PROBLEM –
Report the lines of the data below that contain the string "Vendas".
######
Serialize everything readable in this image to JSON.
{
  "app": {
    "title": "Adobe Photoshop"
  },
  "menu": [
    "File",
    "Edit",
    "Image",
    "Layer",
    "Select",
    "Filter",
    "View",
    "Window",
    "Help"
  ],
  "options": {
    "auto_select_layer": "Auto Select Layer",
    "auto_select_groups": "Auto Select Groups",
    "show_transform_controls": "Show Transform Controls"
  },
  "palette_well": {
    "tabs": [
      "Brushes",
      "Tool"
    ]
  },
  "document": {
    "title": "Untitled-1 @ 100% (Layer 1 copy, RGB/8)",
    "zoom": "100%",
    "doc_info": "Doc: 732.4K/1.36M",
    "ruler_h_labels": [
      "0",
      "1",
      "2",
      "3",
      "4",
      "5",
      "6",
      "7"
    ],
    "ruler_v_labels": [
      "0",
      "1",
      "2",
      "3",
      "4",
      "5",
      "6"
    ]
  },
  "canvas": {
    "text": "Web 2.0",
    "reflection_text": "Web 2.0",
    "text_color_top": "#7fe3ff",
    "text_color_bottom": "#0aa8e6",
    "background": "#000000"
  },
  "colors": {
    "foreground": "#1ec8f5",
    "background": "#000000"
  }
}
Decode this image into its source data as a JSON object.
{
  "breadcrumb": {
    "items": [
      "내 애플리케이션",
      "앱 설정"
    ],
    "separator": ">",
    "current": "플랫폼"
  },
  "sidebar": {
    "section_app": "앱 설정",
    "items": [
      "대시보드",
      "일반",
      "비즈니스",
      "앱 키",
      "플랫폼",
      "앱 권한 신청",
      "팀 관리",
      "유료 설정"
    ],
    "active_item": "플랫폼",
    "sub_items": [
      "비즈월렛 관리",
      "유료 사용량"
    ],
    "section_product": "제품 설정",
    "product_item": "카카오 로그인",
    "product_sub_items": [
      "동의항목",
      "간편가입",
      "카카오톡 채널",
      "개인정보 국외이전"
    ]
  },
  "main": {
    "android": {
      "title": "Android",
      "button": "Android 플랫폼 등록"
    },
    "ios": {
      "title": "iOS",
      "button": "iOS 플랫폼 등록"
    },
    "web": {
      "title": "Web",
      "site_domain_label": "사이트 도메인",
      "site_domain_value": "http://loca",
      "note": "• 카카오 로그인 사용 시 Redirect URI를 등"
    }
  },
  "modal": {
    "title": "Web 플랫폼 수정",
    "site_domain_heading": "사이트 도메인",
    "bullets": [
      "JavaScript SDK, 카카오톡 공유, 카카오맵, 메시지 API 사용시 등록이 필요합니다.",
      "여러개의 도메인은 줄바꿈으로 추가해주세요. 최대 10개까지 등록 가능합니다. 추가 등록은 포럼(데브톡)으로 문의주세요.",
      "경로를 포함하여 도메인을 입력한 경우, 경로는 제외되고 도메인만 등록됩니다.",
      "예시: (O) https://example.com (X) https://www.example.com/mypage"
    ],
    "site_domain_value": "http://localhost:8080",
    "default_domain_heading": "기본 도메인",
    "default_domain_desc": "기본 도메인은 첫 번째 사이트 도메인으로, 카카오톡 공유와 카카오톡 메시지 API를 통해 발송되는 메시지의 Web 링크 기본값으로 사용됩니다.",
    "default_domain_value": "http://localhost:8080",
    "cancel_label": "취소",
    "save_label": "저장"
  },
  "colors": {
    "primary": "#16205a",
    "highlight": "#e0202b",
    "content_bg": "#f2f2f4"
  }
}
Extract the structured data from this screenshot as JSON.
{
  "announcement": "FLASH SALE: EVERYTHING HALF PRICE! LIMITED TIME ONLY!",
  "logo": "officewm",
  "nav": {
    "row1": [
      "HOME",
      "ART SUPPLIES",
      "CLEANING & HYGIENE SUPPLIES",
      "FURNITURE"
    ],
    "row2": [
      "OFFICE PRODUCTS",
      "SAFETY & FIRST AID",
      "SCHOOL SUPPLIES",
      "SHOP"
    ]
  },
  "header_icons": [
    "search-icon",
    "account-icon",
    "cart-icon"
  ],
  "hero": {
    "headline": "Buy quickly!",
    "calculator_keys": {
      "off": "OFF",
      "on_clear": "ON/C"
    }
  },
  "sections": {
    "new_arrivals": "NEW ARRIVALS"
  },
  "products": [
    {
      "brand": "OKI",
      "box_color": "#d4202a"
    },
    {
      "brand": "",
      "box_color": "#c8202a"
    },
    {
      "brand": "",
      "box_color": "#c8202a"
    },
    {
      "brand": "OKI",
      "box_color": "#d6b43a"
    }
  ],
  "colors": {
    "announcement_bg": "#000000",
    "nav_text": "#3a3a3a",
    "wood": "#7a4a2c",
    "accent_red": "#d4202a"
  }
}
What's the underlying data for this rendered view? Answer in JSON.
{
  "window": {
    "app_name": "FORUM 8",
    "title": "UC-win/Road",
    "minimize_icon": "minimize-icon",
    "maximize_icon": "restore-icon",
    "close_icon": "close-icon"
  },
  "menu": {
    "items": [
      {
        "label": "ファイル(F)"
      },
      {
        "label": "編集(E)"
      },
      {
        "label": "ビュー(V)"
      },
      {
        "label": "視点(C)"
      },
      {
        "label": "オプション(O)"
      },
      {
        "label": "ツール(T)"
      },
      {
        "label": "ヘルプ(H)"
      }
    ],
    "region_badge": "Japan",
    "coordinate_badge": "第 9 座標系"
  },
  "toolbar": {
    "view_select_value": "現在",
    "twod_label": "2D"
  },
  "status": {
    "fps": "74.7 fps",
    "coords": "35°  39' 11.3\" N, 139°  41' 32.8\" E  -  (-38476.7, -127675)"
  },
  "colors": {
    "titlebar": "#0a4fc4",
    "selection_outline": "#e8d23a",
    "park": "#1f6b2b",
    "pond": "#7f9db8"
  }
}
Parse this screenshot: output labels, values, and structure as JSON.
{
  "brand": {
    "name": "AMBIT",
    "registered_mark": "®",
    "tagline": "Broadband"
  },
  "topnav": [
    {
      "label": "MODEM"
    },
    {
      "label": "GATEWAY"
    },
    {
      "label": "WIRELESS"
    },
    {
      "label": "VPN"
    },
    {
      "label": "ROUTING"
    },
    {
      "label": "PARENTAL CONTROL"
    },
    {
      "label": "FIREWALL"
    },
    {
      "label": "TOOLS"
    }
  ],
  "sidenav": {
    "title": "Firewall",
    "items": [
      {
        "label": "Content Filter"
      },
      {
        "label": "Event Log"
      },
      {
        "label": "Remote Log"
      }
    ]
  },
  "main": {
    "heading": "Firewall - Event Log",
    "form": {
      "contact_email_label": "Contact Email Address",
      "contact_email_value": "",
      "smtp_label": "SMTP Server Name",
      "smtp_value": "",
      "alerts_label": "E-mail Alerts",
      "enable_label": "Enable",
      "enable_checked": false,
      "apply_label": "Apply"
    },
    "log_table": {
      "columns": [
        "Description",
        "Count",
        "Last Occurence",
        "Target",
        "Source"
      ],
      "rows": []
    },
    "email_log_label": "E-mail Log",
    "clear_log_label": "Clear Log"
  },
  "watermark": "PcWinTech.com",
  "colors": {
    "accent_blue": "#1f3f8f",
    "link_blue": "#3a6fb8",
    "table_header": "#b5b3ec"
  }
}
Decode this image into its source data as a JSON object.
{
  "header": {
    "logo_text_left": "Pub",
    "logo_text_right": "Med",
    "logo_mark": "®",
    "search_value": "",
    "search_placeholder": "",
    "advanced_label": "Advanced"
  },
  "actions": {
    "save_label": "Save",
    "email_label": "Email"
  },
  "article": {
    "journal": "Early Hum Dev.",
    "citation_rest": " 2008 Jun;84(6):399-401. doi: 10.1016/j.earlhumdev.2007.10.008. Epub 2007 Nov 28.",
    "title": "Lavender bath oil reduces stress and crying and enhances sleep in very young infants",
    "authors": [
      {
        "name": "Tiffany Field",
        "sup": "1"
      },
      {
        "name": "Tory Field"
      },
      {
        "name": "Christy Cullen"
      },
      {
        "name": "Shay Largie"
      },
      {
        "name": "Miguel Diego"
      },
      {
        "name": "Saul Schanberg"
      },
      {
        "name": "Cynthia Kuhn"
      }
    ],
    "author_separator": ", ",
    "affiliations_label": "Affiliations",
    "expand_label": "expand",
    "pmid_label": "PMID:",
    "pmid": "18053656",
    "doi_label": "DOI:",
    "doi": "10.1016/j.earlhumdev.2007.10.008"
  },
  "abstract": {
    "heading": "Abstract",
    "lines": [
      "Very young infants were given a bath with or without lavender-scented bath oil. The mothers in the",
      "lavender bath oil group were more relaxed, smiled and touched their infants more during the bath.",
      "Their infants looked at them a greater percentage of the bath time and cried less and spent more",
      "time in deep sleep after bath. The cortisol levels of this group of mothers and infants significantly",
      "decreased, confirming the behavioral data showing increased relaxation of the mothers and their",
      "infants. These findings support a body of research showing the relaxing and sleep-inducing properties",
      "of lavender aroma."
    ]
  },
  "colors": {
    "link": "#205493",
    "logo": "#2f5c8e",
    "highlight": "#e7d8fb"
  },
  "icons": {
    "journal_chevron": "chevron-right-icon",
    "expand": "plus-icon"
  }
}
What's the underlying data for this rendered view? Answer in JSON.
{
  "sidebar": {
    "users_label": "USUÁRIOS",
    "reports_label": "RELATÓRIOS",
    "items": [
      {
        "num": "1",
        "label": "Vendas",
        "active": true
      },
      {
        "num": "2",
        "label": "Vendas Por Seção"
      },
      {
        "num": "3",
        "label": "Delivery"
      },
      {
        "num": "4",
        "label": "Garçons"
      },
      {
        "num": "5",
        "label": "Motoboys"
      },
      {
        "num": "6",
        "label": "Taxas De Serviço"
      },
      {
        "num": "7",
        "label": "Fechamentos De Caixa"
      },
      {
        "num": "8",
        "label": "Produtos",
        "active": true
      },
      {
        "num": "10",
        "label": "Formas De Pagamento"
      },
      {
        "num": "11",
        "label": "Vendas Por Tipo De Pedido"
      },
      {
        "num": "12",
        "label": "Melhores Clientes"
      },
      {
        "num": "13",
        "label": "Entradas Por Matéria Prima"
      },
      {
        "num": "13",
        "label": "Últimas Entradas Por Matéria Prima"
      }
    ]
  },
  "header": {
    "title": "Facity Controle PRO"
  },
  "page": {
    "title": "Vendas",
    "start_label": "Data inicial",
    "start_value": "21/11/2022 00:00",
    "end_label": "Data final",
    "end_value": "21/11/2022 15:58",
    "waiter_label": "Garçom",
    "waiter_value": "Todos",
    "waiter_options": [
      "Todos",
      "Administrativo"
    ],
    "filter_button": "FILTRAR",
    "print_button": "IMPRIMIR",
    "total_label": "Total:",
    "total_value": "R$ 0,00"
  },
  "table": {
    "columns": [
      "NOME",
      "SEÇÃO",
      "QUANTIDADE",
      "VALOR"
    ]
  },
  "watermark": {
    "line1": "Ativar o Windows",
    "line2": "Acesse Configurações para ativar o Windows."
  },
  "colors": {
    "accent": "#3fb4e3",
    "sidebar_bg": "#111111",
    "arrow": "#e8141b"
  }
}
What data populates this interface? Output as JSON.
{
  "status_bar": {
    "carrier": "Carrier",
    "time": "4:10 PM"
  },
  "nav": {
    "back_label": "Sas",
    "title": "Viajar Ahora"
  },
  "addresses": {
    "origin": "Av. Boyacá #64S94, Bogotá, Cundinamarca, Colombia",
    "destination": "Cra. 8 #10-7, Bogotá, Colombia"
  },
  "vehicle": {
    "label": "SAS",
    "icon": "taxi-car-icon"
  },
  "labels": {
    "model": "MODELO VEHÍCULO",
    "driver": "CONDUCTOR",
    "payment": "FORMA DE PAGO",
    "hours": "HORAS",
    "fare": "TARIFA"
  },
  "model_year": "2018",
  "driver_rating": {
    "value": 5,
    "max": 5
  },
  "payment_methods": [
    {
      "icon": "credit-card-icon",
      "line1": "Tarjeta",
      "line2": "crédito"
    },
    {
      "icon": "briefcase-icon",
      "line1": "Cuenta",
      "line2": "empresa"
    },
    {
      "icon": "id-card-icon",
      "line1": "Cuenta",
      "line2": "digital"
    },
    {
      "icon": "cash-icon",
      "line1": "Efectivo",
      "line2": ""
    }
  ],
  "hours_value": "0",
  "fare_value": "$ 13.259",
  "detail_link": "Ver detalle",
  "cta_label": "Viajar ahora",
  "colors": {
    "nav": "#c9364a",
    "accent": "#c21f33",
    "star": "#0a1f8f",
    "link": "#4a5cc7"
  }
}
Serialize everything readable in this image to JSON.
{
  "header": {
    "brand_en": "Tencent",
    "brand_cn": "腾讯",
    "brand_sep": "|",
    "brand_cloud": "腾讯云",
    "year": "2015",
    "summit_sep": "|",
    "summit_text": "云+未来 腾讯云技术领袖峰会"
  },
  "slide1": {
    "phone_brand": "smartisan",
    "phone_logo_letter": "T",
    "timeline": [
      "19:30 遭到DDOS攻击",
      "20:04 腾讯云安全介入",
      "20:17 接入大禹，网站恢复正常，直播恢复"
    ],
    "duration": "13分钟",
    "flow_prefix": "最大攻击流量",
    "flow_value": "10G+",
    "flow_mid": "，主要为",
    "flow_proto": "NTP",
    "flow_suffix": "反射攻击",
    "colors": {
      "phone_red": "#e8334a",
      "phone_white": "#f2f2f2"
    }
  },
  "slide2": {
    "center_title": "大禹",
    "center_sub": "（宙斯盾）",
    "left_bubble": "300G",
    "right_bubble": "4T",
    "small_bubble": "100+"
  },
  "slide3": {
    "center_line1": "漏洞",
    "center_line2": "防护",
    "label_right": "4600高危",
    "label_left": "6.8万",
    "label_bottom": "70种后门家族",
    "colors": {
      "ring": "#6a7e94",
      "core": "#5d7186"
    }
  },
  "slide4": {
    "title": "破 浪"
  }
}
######
THE COMPLETED TASK –
        "label": "Vendas",
        "label": "Vendas Por Seção"
        "label": "Vendas Por Tipo De Pedido"
    "title": "Vendas",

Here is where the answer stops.